Climbers who have reached the top of Everest say acclimatization takes several weeks when you get over 3000 meters. The idea is to expose the body gradually to higher and higher altitudes, forcing it to adjust, and then returning to a lower elevation that the body is used to, to recuperate.
Without acclimatization, even if you’re in superb physical condition, altitude sickness results. Symptoms of altitude sickness range from a mild headache to incapacitation and death.
I wonder if we need some of the same rigor when we climb whatever you define as your personal “Everest.”
Here are a few guideposts to help you acclimatize:
- Define what success means to you.

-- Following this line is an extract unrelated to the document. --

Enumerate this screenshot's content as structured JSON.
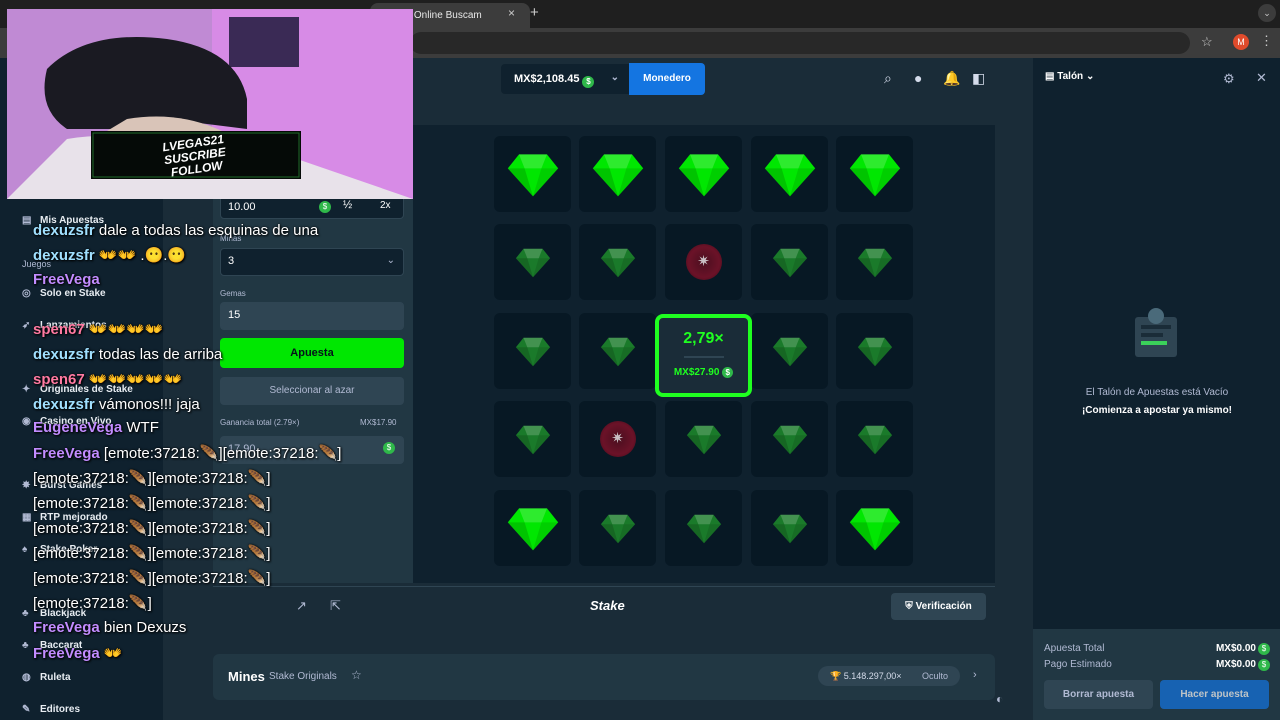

Be sure this is your mountain, not a mountain someone else expects you to climb.
- Know your values and stay connected to them. You don’t want to gain success but lose your soul. Be careful that you don’t reach the summit only to discover you’re on the wrong mountain.
- Understand the difference between primary success and secondary success. Steven Covey defined the difference where secondary success includes position, popularity, public image, and profit. Primary success is about the person you become on the journey. Don’t confuse the two.
- Sustain your character. When your wealth is lost, something is lost; when your health is lost, a great deal is lost; when your character is lost, everything is lost. In an age of secondary success, polls seem to matter more than moral conviction, and what’s on the outside has become more consequential than what’s on the inside.
- Festina lente. Festina lente is a classical adage and oxymoron meaning “make haste slowly”. It was adopted as a motto by the emperors Augustus and Titus, the Medicis and the Onslows. Climbing the summit of success too quickly – without deliberate, thoughtful planning and a sustained connection to your heart – can be dangerous, if not fatal.